And thank goodness she did. Vanessa and her husband checked into the ER at Westover Hills where they ran lab work. Right away, they saw protein in Vanessa’s urine which is a key indicator of preeclampsia. The doctors warned Vanessa that there was a strong chance she would be delivering soon and gave her the first round of steroid shots to help with Luna’s under-developed lungs.
“I was really scared at this point. Luna was only 29 weeks (gestation) and I knew it was too early for her to come,” said Vanessa.
Vanessa was immediately transferred by ambulance to The Children’s Hospital of San Antonio where they drew more labs as soon as she arrived. “This is when the bad news started and kept getting worse,” Vanessa explains. “I was hoping to be treated and released back home, but life had different plans for me and baby Luna over the next few days.”
At The Children’s Hospital of San Antonio, Vanessa met Dr. Brook Thomson, the obstetrician who would now be making sure Vanessa had a safe delivery. “I was considered a high-risk patient and Dr. Thomson was watching me closely,” remembers Vanessa. “By Tuesday, my platelets were too low and my lungs were filling up with fluid. All I remember him saying after that was, we have to get that baby out!”
It was at that point that Vanessa learned that Luna was diagnosed with Intrauterine Growth Restriction (IUGR), a condition where the baby does not grow as expected in the womb.
“Even with the IUGR diagnosis, they weren’t worried about Luna. It was me they were worried about,” explains Vanessa. “Dr. Thomson was very patient with me as I tried to decide if I should try to have a natural delivery versus a C-section. I decided on a C-section and I am so glad I did because there was a knot in Luna’s cord and my placenta was completely attached to my uterus. I’m so grateful things did not get even worse than they already were.”
Vanessa was not able to see Luna for 24 hours due to some of the medications she was on to treat the preeclampsia, but her husband would bring her pictures throughout the day. “It really meant so much to me that he was showing me her sweet little face. I was in a lot of pain and really out of it due to the medicines, but seeing her made it so much easier,” said Vanessa.
Luna is currently in the Neonatal Intensive Care Unit (NICU) at The Children’s Hospital of San Antonio and getting stronger every day. Vanessa and her husband switch off visiting her throughout the day due to the current safety policies related to COVID.
As Vanessa thinks back about the experience that made her a mom, she is grateful. “We couldn’t have asked for a better doctor than Dr. Thomson. While I wasn’t excited about having to abandon my birth plan, I knew I was in good hands,” explains Vanessa. “Dr. Thomson was so caring and made sure to explain in detail what was going on. I never felt rushed and I really felt like I was getting the care I needed. Thank goodness he was there to hold my hand through the entire process.”
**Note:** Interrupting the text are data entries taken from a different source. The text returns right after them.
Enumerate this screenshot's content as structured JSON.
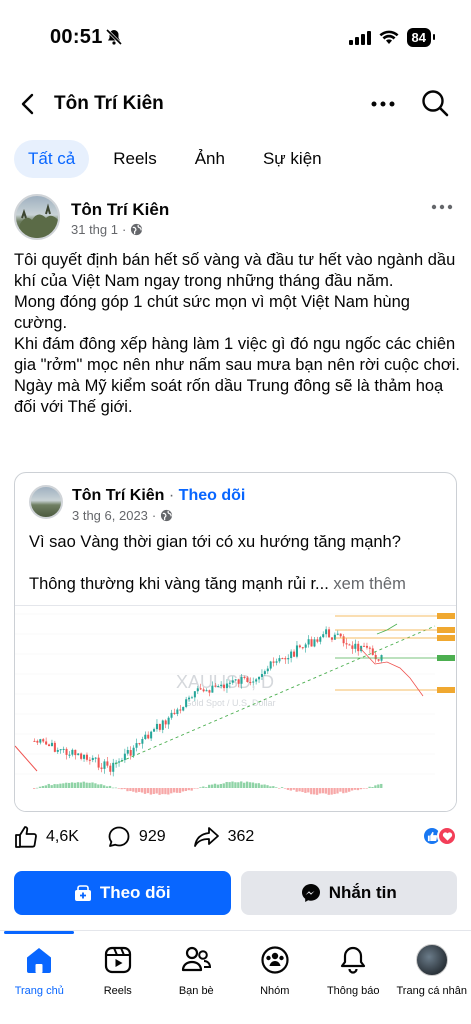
{
  "status": {
    "time": "00:51",
    "battery": "84"
  },
  "header": {
    "title": "Tôn Trí Kiên"
  },
  "filters": [
    {
      "label": "Tất cả",
      "active": true
    },
    {
      "label": "Reels"
    },
    {
      "label": "Ảnh"
    },
    {
      "label": "Sự kiện"
    }
  ],
  "post": {
    "author": "Tôn Trí Kiên",
    "date": "31 thg 1",
    "dot": "·",
    "text": "Tôi quyết định bán hết số vàng và đầu tư hết vào ngành dầu khí của Việt Nam ngay trong những tháng đầu năm.\nMong đóng góp 1 chút sức mọn vì một Việt Nam hùng cường.\nKhi đám đông xếp hàng làm 1 việc gì đó ngu ngốc các chiên gia \"rởm\" mọc nên như nấm sau mưa  bạn nên rời cuộc chơi.\nNgày mà Mỹ kiểm soát rốn dầu Trung đông sẽ là thảm hoạ đối với Thế giới."
  },
  "shared": {
    "author": "Tôn Trí Kiên",
    "separator": " · ",
    "follow": "Theo dõi",
    "date": "3 thg 6, 2023",
    "dot": "·",
    "line1": "Vì sao Vàng thời gian tới có xu hướng tăng mạnh?",
    "line2": "Thông thường khi vàng tăng mạnh rủi r...",
    "see_more": "xem thêm",
    "chart_watermark": "XAUUSD, D",
    "chart_watermark_sub": "Gold Spot / U.S. Dollar"
  },
  "reactions": {
    "likes": "4,6K",
    "comments": "929",
    "shares": "362"
  },
  "buttons": {
    "follow": "Theo dõi",
    "message": "Nhắn tin"
  },
  "nav": [
    {
      "label": "Trang chủ",
      "icon": "home-icon",
      "active": true
    },
    {
      "label": "Reels",
      "icon": "reels-icon"
    },
    {
      "label": "Bạn bè",
      "icon": "friends-icon"
    },
    {
      "label": "Nhóm",
      "icon": "groups-icon"
    },
    {
      "label": "Thông báo",
      "icon": "bell-icon"
    },
    {
      "label": "Trang cá nhân",
      "icon": "profile-icon"
    }
  ],
  "colors": {
    "accent": "#0866ff",
    "like": "#1877f2",
    "love": "#f33e58",
    "chart_up": "#26a69a",
    "chart_down": "#ef5350"
  }
}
Vanessa adds, “Every nurse I had from Labor and Delivery to all of Luna’s nurses in the NICU have been phenomenal. I kept telling my husband how lucky we were to be there. Even though they get so many different patients and babies, they still do their best to make you feel they understand your unique situation.”
Vanessa is looking forward to the day when Luna can come home which will likely be closer to her original due date on March 31.
“The fact that these teams were in place to lead me through my delivery and now my stay in the NICU has meant so much to our family. We are over the moon with joy and can’t wait to bring our little baby Luna home,” concludes Vanessa.